As a boy, my hero was Mickey Mantle (the fact that the number “7” is my favorite number is my testimony to him). In my N.Y. neighborhood, he was every boy’s idol. I didn’t play organized baseball until I moved out of NY but I played stickball every day (and a double-header on Sundays), unless there was snow on the ground, then we played football! Since we didn’t have uniforms, we made our own; usually an old tee shirt. With a laundry marker we would draw the “NY” logo (we definitely didn’t bother to seek the licensing approval of MLB) and obviously the number “7” on the back of the shirt. Everybody had the same shirt!
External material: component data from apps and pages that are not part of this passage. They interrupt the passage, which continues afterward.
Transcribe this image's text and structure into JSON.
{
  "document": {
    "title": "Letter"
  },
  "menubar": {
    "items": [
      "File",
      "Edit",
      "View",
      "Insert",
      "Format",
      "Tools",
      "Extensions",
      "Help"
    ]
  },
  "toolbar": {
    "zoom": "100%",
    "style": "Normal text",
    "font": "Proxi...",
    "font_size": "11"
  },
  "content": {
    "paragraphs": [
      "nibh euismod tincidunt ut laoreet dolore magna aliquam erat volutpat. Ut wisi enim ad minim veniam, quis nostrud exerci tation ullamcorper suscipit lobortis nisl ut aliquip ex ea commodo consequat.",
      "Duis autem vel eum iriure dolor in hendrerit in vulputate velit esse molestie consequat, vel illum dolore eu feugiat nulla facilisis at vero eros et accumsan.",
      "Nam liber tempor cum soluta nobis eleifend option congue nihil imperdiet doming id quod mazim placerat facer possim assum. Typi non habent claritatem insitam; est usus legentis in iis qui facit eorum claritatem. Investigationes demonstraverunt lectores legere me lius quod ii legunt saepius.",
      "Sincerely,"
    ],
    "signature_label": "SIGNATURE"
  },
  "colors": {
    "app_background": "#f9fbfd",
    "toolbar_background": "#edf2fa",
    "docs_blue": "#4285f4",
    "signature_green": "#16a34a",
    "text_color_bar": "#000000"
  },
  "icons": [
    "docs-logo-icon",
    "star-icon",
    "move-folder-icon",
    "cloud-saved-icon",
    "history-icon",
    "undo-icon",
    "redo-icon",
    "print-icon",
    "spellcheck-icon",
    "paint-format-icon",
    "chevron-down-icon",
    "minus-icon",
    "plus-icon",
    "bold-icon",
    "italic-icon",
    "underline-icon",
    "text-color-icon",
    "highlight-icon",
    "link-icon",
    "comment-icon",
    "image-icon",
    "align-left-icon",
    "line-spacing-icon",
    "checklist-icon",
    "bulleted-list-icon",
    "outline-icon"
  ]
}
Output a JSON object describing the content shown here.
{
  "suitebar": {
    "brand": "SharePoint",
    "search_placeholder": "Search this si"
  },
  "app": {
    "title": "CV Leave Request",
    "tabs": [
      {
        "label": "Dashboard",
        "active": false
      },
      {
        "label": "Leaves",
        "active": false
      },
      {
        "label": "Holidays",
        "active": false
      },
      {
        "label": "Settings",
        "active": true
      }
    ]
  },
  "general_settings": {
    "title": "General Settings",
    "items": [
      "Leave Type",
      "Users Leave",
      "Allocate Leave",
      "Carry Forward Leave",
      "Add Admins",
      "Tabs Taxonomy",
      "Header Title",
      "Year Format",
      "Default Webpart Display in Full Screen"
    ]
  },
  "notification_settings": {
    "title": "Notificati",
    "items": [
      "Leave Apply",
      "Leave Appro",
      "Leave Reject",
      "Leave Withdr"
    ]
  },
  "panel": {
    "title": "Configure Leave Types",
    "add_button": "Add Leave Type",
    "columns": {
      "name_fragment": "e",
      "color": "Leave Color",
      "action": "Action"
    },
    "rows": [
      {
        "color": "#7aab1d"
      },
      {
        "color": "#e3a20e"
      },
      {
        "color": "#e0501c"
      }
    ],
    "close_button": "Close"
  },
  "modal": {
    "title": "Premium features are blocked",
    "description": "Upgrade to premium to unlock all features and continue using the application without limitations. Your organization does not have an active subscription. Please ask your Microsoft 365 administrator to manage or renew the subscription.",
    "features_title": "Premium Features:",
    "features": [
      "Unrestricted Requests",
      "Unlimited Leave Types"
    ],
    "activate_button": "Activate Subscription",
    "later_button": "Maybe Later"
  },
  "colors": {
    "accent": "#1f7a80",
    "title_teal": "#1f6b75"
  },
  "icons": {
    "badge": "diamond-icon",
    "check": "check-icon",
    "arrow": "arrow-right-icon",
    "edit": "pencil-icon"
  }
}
It was as if no other numbers existed. We all wanted to hit, run and catch like “Da Mick”. We didn’t know that he even had a life outside of baseball. I guess we all thought that he slept in his locker until the next day’s game. As I grew older, tales of his ‘off-field’ exploits reached my awareness: Da Mick loved to ‘partay’. And drink. He drank so much that he ended up needing a new liver (see Wikipedia reference) and got one almost immediately, bypassing others who were on the waiting list. His private life was not one to be envied. Now when I think of him, I am reminded of two quotes of his: 1)”If I had known I was going to live this long, I would’ve taken better care of myself” and, 2)”Here’s a role model, don’t be like me”.

Let’s try not to put people on pedestals. We’re all bound to fall; it is part of the human condition. As a result of these falls we learn humility and to seek forgiveness; as a result of our ‘falls’, we also learn to respect and appreciate our place in the grand scheme of the universe.

“…if you compare yourself with others, you may become vain and bitter;
for there will always be greater and lesser persons than yourself.” (Desiderata, by Max Ehrmann

If we need heroes, then I suggest we look to a simple carpenter, who so changed the world, that our days are measured in relation to when he appeared.

Dominus vobiscum